In-store and online retailers were the top-ranked shopping venues. More than three-quarters of respondents plan to spend at least the same amount this year in-store and on websites as they did last year. Almost half of respondents pick mass retailers like Walmart or Target as their top shopping choice, motivated primarily by low prices and wide selection.
Few respondents plan to do their entire shopping online. However, almost as many plan to shop both online and in-store (41 percent) as plan to do the entirety of their shopping in-store (43 percent).
Nearly three out of four respondents (73 percent) indicated they planned on purchasing apparel and footwear during the holiday period. In addition to apparel, the “Top Five Holiday Demand” category was rounded out by toys (57 percent); electronics (55 percent); home, kitchen and garden (49 percent); and beauty and personal care (47 percent).
Respondents reported having a wide variety of unsatisfactory in-store shopping experiences last year, including long lines (84 percent); aggressive crowds (67 percent); out-of-stock items (67 percent); and poor service (57 percent).
Over 60 percent of respondents said they're willing to change where they shop based on negative experiences last year, with long lines and out-of-stock issues the top drivers for switching behavior. Twenty-three percent of those surveyed indicated they will be shifting their primary buying online and/or mobile as a result of bad in-store experiences, while only 14 percent said they would shift their spending primarily in-store.

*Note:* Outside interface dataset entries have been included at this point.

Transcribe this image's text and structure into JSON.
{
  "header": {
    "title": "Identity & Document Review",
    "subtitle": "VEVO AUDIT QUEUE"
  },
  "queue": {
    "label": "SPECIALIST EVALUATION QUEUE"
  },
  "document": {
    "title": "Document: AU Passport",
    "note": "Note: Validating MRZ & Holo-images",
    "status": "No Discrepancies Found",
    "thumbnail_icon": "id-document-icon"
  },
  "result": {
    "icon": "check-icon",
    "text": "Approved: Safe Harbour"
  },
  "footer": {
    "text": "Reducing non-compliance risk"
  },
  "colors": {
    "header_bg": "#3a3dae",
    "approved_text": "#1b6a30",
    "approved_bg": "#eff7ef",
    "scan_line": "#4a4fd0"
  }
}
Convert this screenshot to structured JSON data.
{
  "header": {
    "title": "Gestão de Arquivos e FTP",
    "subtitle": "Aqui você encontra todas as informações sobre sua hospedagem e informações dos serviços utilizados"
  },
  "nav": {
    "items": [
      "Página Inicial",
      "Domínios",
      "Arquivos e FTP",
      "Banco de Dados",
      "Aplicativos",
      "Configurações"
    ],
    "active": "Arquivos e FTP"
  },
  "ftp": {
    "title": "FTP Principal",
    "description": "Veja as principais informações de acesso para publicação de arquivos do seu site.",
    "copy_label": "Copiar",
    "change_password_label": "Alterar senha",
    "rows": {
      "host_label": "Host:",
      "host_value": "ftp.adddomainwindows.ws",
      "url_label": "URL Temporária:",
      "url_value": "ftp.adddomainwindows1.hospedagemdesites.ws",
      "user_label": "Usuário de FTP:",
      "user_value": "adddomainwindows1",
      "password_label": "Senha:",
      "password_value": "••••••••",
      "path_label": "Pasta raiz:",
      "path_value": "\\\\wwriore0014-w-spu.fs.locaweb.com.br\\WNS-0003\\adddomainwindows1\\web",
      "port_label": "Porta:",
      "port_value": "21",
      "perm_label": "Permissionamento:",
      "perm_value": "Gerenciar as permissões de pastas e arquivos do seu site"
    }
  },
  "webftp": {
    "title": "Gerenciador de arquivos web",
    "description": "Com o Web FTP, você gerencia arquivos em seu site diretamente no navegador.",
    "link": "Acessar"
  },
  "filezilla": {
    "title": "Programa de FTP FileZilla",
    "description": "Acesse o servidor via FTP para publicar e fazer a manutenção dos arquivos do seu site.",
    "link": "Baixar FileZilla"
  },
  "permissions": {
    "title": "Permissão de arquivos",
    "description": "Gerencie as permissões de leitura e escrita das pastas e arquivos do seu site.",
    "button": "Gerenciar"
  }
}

Online shoppers reported similar complaints when it comes to out-of-stocks, the largest problem respondents identified in terms of their 2017 holiday e-commerce experience.
That said, complaints were more common in-store vs. online for every major retail format, and shoppers said they were 65 percent more likely to report issues in-store compared to online.
So, what should retailers do to maximize holiday sales?
It all starts with atoning for the sins of 2017 by attacking those long lines and out-of-stock complaints through a combination of both human and operational remedies.
Low unemployment and increased job creation have created a very tight holiday labor market — in a year when retailers will be adding about 10 percent more holiday workers than they did in 2017.
It’s a tight labor market and retailers are doing whatever they can to attract talent. Amazon.com has been forced to raise its minimum wage to $15 an hour. Macy’s is offering seasonal workers a bonus program similar to what full-time staffers receive. And Target has set aside approximately $2 million for employee raffles and discounts. This year, Kohl’s and J.C. Penney actually began hiring seasonal workers as early as June. Still others like Walmart are again offering year-round employees extra hours during the holiday season.
Of course, there are also non-labor-based solutions for some of these issues. Automation and supply chain efficiencies can help offset the impact of labor shortages. For example, retailers might consider making self-checkouts available or increasing the number of self-checkouts in operation. Over half of respondents reported they're likely to use self-checkout terminals this holiday season. Target has also invested in automated cash counting machines, and Walmart has piloted automation for detecting out-of-stocks.
Whatever the remedy, the message to retailers is clear: Whether you address consumer concerns through human solutions or by designing technological workarounds, consumers are going to be more impatient and less forgiving than they were in past years.
And in a year when those shoppers have more money in their wallets and are more open to spending it, not giving them what they want could be a very expensive mistake.